Roman J. Israel (Washington) is a lawyer in a small firm who is fighting a losing battle. As a criminal defence lawyer, he tries to give his clients a fair trial and fighting chance against a legal system plagued by prejudice and racism. When his partner has a heart attack, Israel’s job is put in jeopardy until George Pierce (Farrell) gives him a job, seeing potential in Israel and admiring the care and attention he gives his clients. Now in the big leagues, things change quickly for Israel, and after his mishandling of a case has fatal consequences, he wonders if he ought to rethink his way of life.


 


Writer-director Dan Gilroy is best-known for the critically acclaimed Jake Gyllenhaal starrer Nightcrawler but hasn’t been particularly busy in the years since.

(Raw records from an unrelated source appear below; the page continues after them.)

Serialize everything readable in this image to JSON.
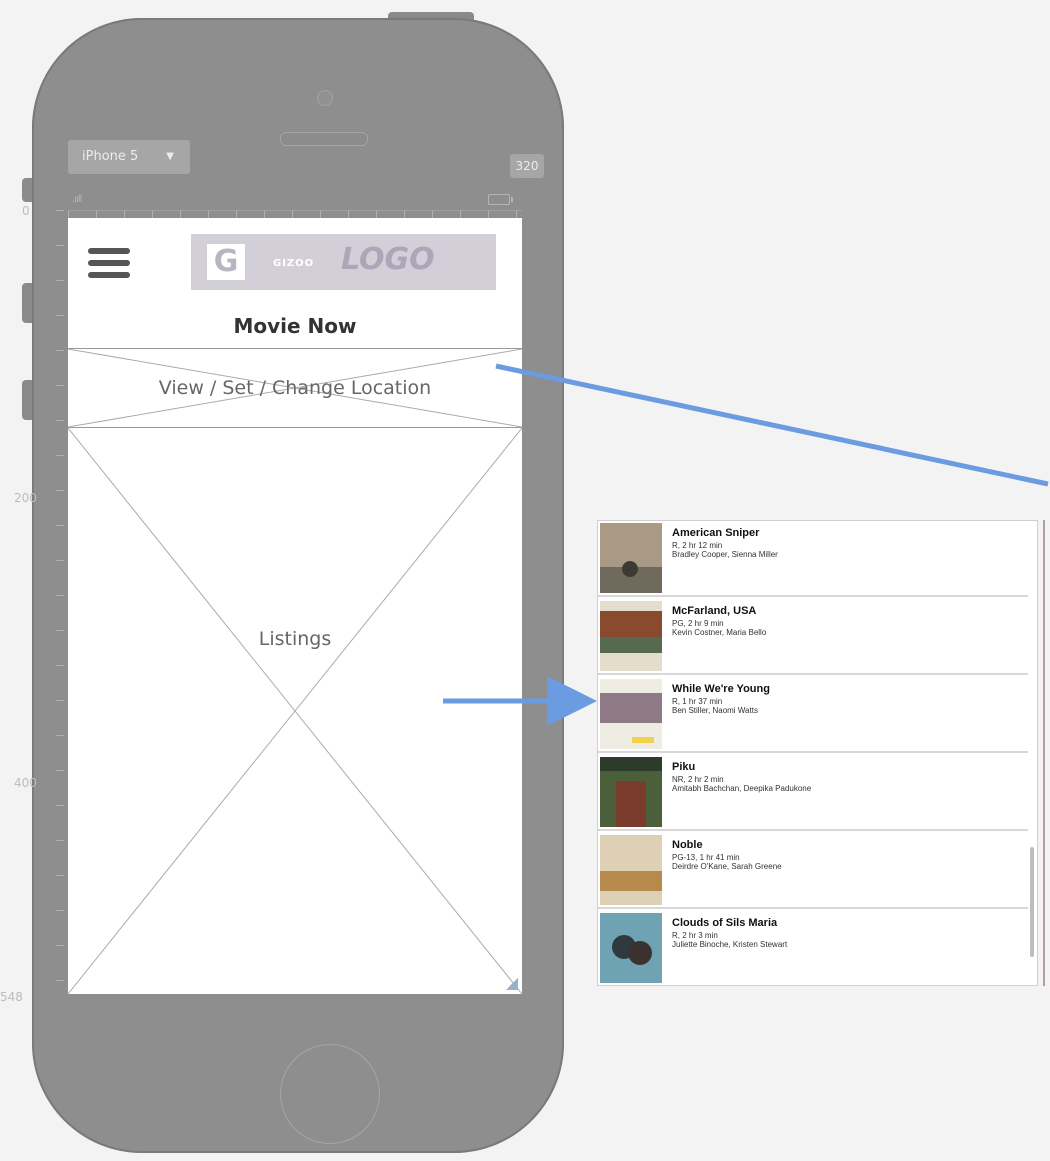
{
  "device": {
    "model_label": "iPhone 5",
    "width_label": "320"
  },
  "rulers": {
    "labels": [
      "0",
      "200",
      "400",
      "548"
    ]
  },
  "app": {
    "logo_brand": "GIZOO",
    "logo_text": "LOGO",
    "page_title": "Movie Now",
    "location_label": "View / Set / Change Location",
    "listings_label": "Listings"
  },
  "listings": [
    {
      "title": "American Sniper",
      "meta": "R, 2 hr 12 min",
      "cast": "Bradley Cooper, Sienna Miller"
    },
    {
      "title": "McFarland, USA",
      "meta": "PG, 2 hr 9 min",
      "cast": "Kevin Costner, Maria Bello"
    },
    {
      "title": "While We're Young",
      "meta": "R, 1 hr 37 min",
      "cast": "Ben Stiller, Naomi Watts"
    },
    {
      "title": "Piku",
      "meta": "NR, 2 hr 2 min",
      "cast": "Amitabh Bachchan, Deepika Padukone"
    },
    {
      "title": "Noble",
      "meta": "PG-13, 1 hr 41 min",
      "cast": "Deirdre O'Kane, Sarah Greene"
    },
    {
      "title": "Clouds of Sils Maria",
      "meta": "R, 2 hr 3 min",
      "cast": "Juliette Binoche, Kristen Stewart"
    }
  ],
  "colors": {
    "phone_body": "#8e8e8e",
    "arrow": "#6b9be0",
    "logo_bg": "#d2cfd8"
  }
}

His only credit between Nightcrawler and Roman J. Israel, Esq. is screenplay writer on Kong: Skull Island, and while that film doesn’t speak much in his favor, there is an improvement, albeit not a total return to form, with Roman J.


Most commonly referred to as a legal drama, Roman doesn’t get quite into the nitty gritty parts of law and order, and at times it adapts characteristics of thriller and crime films without ever really becoming either. Rather, Roman is best-viewed as a character study, and while as a performance it isn’t as compelling as Denzel Washington’s previous roles in films like Training Day, The Equaliser or Flight (to name a few), you have to hand it to the actor for trying something different and for continually choosing roles which challenge the viewer as they don’t imbue the most likable of characters.


Presentation-wise, Roman J. Israel is adorably old-school and slightly dorky, from his fro and big glasses to paper-oriented system of filing. Personality-wise, Israel is a product of the present, fuelled by frustration and an aggressive determination. His apartment is filled with images of black icons and revolutionaries such as Bayard Rustin. A self-proclaimed ‘dedicated advocate’, you deeply feel for Israel as unlike the historical figures he so admires, he cannot break through the glass ceiling of his epoch (he is stilted in his efforts to bring forth a plea reform brief he has worked on it for years which is intended for federal court and would be a landmark for criminal cases). Moreover, this is a man who is not supported by crowds but fights alone. In one particularly harrowing scene, he sticks up for two young women and his defence of them is so misread by the offended ‘social justice warriors’ that somehow, he is the one who ends up demonised.


In supporting roles, Farrell is flawless as Pierce while Carmen Ejogo is a warm addition as Maya Alston, a woman working at a largely volunteer organisation which advocates for civil rights. Primarily though, this is Denzel’s show, and while enjoyable, it doesn’t always hold water plot-wise and seems to lack focus. Moreover, the feeling one is left with following the finale is dejection rather than the uplifting motivation it likely intended.